Page and application data records

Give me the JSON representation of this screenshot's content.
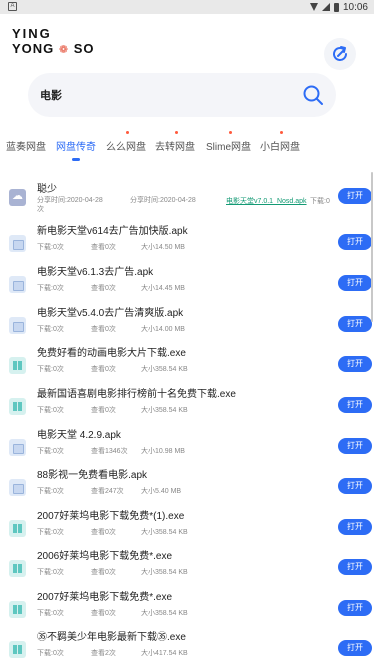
{
  "status_bar": {
    "notif_glyph": "A",
    "time": "10:06"
  },
  "logo": {
    "line1": "YING",
    "line2a": "YONG",
    "line2b": "SO",
    "mark": "❁"
  },
  "search": {
    "query": "电影"
  },
  "tabs": [
    {
      "label": "蓝奏网盘",
      "active": false
    },
    {
      "label": "网盘传奇",
      "active": true
    },
    {
      "label": "么么网盘",
      "active": false
    },
    {
      "label": "去转网盘",
      "active": false
    },
    {
      "label": "Slime网盘",
      "active": false
    },
    {
      "label": "小白网盘",
      "active": false
    }
  ],
  "open_label": "打开",
  "items": [
    {
      "type": "folder",
      "title": "聪少",
      "m1": "分享时间:2020-04-28",
      "m1b": "次",
      "m2": "分享时间:2020-04-28",
      "link": "电影天堂v7.0.1_Nosd.apk",
      "m3": "下载:0"
    },
    {
      "type": "apk",
      "title": "新电影天堂v614去广告加快版.apk",
      "m1": "下载:0次",
      "m2": "查看0次",
      "m3": "大小14.50 MB"
    },
    {
      "type": "apk",
      "title": "电影天堂v6.1.3去广告.apk",
      "m1": "下载:0次",
      "m2": "查看0次",
      "m3": "大小14.45 MB"
    },
    {
      "type": "apk",
      "title": "电影天堂v5.4.0去广告清爽版.apk",
      "m1": "下载:0次",
      "m2": "查看0次",
      "m3": "大小14.00 MB"
    },
    {
      "type": "exe",
      "title": "免费好看的动画电影大片下载.exe",
      "m1": "下载:0次",
      "m2": "查看0次",
      "m3": "大小358.54 KB"
    },
    {
      "type": "exe",
      "title": "最新国语喜剧电影排行榜前十名免费下载.exe",
      "m1": "下载:0次",
      "m2": "查看0次",
      "m3": "大小358.54 KB"
    },
    {
      "type": "apk",
      "title": "电影天堂 4.2.9.apk",
      "m1": "下载:0次",
      "m2": "查看1346次",
      "m3": "大小10.98 MB"
    },
    {
      "type": "apk",
      "title": "88影视一免费看电影.apk",
      "m1": "下载:0次",
      "m2": "查看247次",
      "m3": "大小5.40 MB"
    },
    {
      "type": "exe",
      "title": "2007好莱坞电影下载免费*(1).exe",
      "m1": "下载:0次",
      "m2": "查看0次",
      "m3": "大小358.54 KB"
    },
    {
      "type": "exe",
      "title": "2006好莱坞电影下载免费*.exe",
      "m1": "下载:0次",
      "m2": "查看0次",
      "m3": "大小358.54 KB"
    },
    {
      "type": "exe",
      "title": "2007好莱坞电影下载免费*.exe",
      "m1": "下载:0次",
      "m2": "查看0次",
      "m3": "大小358.54 KB"
    },
    {
      "type": "exe",
      "title": "㉟不羁美少年电影最新下载㉟.exe",
      "m1": "下载:0次",
      "m2": "查看2次",
      "m3": "大小417.54 KB"
    }
  ]
}
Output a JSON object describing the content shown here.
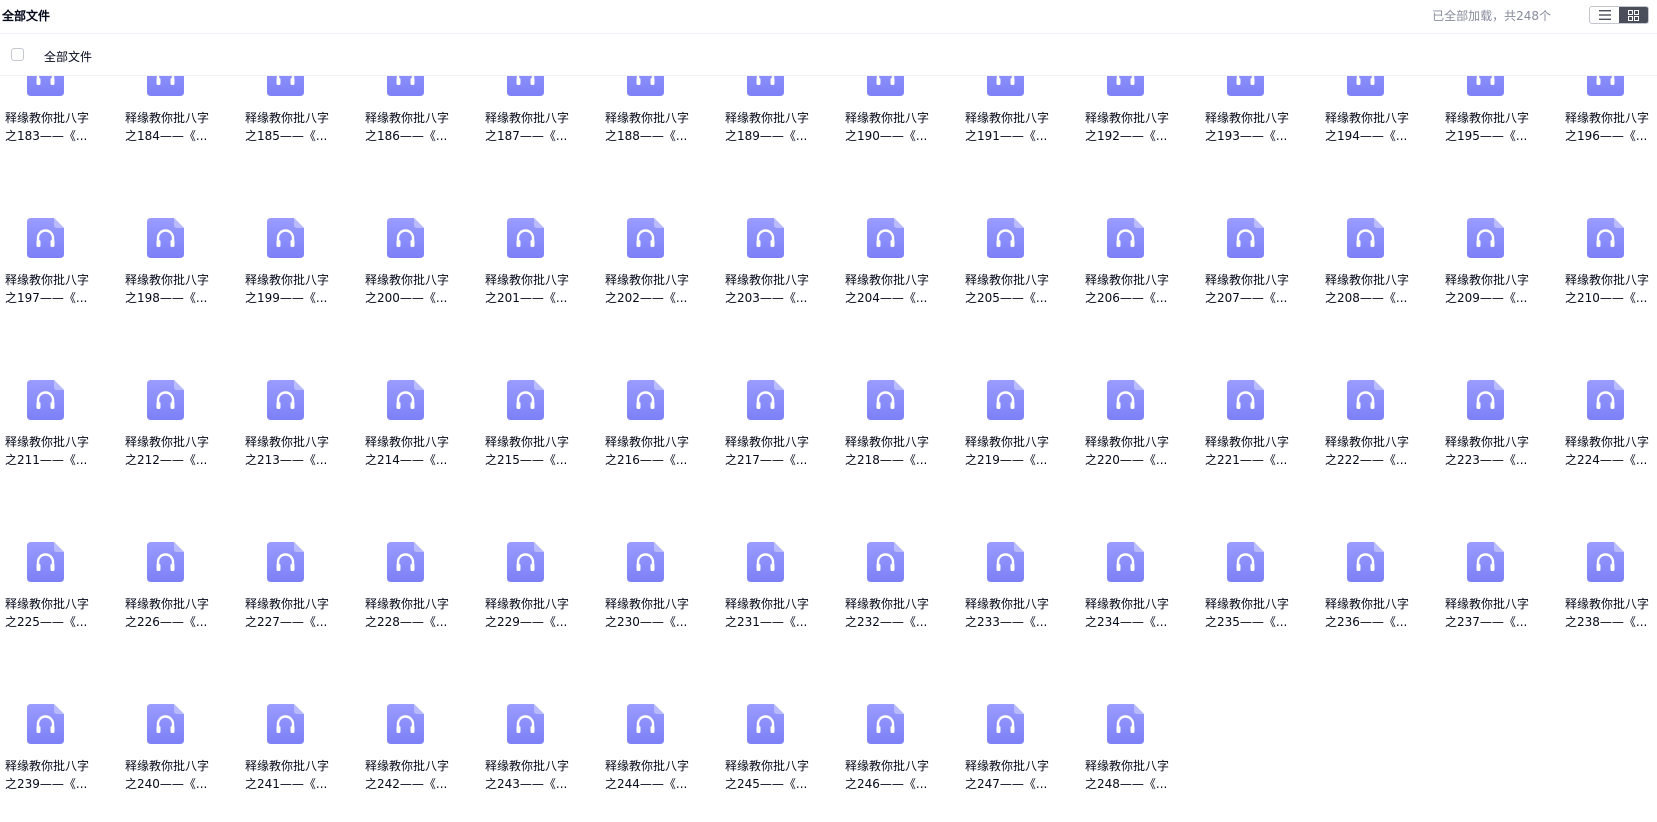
{
  "header": {
    "title": "全部文件",
    "load_status": "已全部加载，共248个",
    "view_list_icon": "list-icon",
    "view_grid_icon": "grid-icon"
  },
  "subheader": {
    "select_all_label": "全部文件"
  },
  "colors": {
    "icon_top": "#9a9cff",
    "icon_bottom": "#7c80f6",
    "accent_dark": "#4a4e5a"
  },
  "files": [
    {
      "line1": "释缘教你批八字",
      "line2": "之183——《..."
    },
    {
      "line1": "释缘教你批八字",
      "line2": "之184——《..."
    },
    {
      "line1": "释缘教你批八字",
      "line2": "之185——《..."
    },
    {
      "line1": "释缘教你批八字",
      "line2": "之186——《..."
    },
    {
      "line1": "释缘教你批八字",
      "line2": "之187——《..."
    },
    {
      "line1": "释缘教你批八字",
      "line2": "之188——《..."
    },
    {
      "line1": "释缘教你批八字",
      "line2": "之189——《..."
    },
    {
      "line1": "释缘教你批八字",
      "line2": "之190——《..."
    },
    {
      "line1": "释缘教你批八字",
      "line2": "之191——《..."
    },
    {
      "line1": "释缘教你批八字",
      "line2": "之192——《..."
    },
    {
      "line1": "释缘教你批八字",
      "line2": "之193——《..."
    },
    {
      "line1": "释缘教你批八字",
      "line2": "之194——《..."
    },
    {
      "line1": "释缘教你批八字",
      "line2": "之195——《..."
    },
    {
      "line1": "释缘教你批八字",
      "line2": "之196——《..."
    },
    {
      "line1": "释缘教你批八字",
      "line2": "之197——《..."
    },
    {
      "line1": "释缘教你批八字",
      "line2": "之198——《..."
    },
    {
      "line1": "释缘教你批八字",
      "line2": "之199——《..."
    },
    {
      "line1": "释缘教你批八字",
      "line2": "之200——《..."
    },
    {
      "line1": "释缘教你批八字",
      "line2": "之201——《..."
    },
    {
      "line1": "释缘教你批八字",
      "line2": "之202——《..."
    },
    {
      "line1": "释缘教你批八字",
      "line2": "之203——《..."
    },
    {
      "line1": "释缘教你批八字",
      "line2": "之204——《..."
    },
    {
      "line1": "释缘教你批八字",
      "line2": "之205——《..."
    },
    {
      "line1": "释缘教你批八字",
      "line2": "之206——《..."
    },
    {
      "line1": "释缘教你批八字",
      "line2": "之207——《..."
    },
    {
      "line1": "释缘教你批八字",
      "line2": "之208——《..."
    },
    {
      "line1": "释缘教你批八字",
      "line2": "之209——《..."
    },
    {
      "line1": "释缘教你批八字",
      "line2": "之210——《..."
    },
    {
      "line1": "释缘教你批八字",
      "line2": "之211——《..."
    },
    {
      "line1": "释缘教你批八字",
      "line2": "之212——《..."
    },
    {
      "line1": "释缘教你批八字",
      "line2": "之213——《..."
    },
    {
      "line1": "释缘教你批八字",
      "line2": "之214——《..."
    },
    {
      "line1": "释缘教你批八字",
      "line2": "之215——《..."
    },
    {
      "line1": "释缘教你批八字",
      "line2": "之216——《..."
    },
    {
      "line1": "释缘教你批八字",
      "line2": "之217——《..."
    },
    {
      "line1": "释缘教你批八字",
      "line2": "之218——《..."
    },
    {
      "line1": "释缘教你批八字",
      "line2": "之219——《..."
    },
    {
      "line1": "释缘教你批八字",
      "line2": "之220——《..."
    },
    {
      "line1": "释缘教你批八字",
      "line2": "之221——《..."
    },
    {
      "line1": "释缘教你批八字",
      "line2": "之222——《..."
    },
    {
      "line1": "释缘教你批八字",
      "line2": "之223——《..."
    },
    {
      "line1": "释缘教你批八字",
      "line2": "之224——《..."
    },
    {
      "line1": "释缘教你批八字",
      "line2": "之225——《..."
    },
    {
      "line1": "释缘教你批八字",
      "line2": "之226——《..."
    },
    {
      "line1": "释缘教你批八字",
      "line2": "之227——《..."
    },
    {
      "line1": "释缘教你批八字",
      "line2": "之228——《..."
    },
    {
      "line1": "释缘教你批八字",
      "line2": "之229——《..."
    },
    {
      "line1": "释缘教你批八字",
      "line2": "之230——《..."
    },
    {
      "line1": "释缘教你批八字",
      "line2": "之231——《..."
    },
    {
      "line1": "释缘教你批八字",
      "line2": "之232——《..."
    },
    {
      "line1": "释缘教你批八字",
      "line2": "之233——《..."
    },
    {
      "line1": "释缘教你批八字",
      "line2": "之234——《..."
    },
    {
      "line1": "释缘教你批八字",
      "line2": "之235——《..."
    },
    {
      "line1": "释缘教你批八字",
      "line2": "之236——《..."
    },
    {
      "line1": "释缘教你批八字",
      "line2": "之237——《..."
    },
    {
      "line1": "释缘教你批八字",
      "line2": "之238——《..."
    },
    {
      "line1": "释缘教你批八字",
      "line2": "之239——《..."
    },
    {
      "line1": "释缘教你批八字",
      "line2": "之240——《..."
    },
    {
      "line1": "释缘教你批八字",
      "line2": "之241——《..."
    },
    {
      "line1": "释缘教你批八字",
      "line2": "之242——《..."
    },
    {
      "line1": "释缘教你批八字",
      "line2": "之243——《..."
    },
    {
      "line1": "释缘教你批八字",
      "line2": "之244——《..."
    },
    {
      "line1": "释缘教你批八字",
      "line2": "之245——《..."
    },
    {
      "line1": "释缘教你批八字",
      "line2": "之246——《..."
    },
    {
      "line1": "释缘教你批八字",
      "line2": "之247——《..."
    },
    {
      "line1": "释缘教你批八字",
      "line2": "之248——《..."
    }
  ]
}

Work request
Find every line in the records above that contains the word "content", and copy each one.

Exercise result
Give me the JSON representation of this screenshot's content.
Output a JSON object describing the content shown here.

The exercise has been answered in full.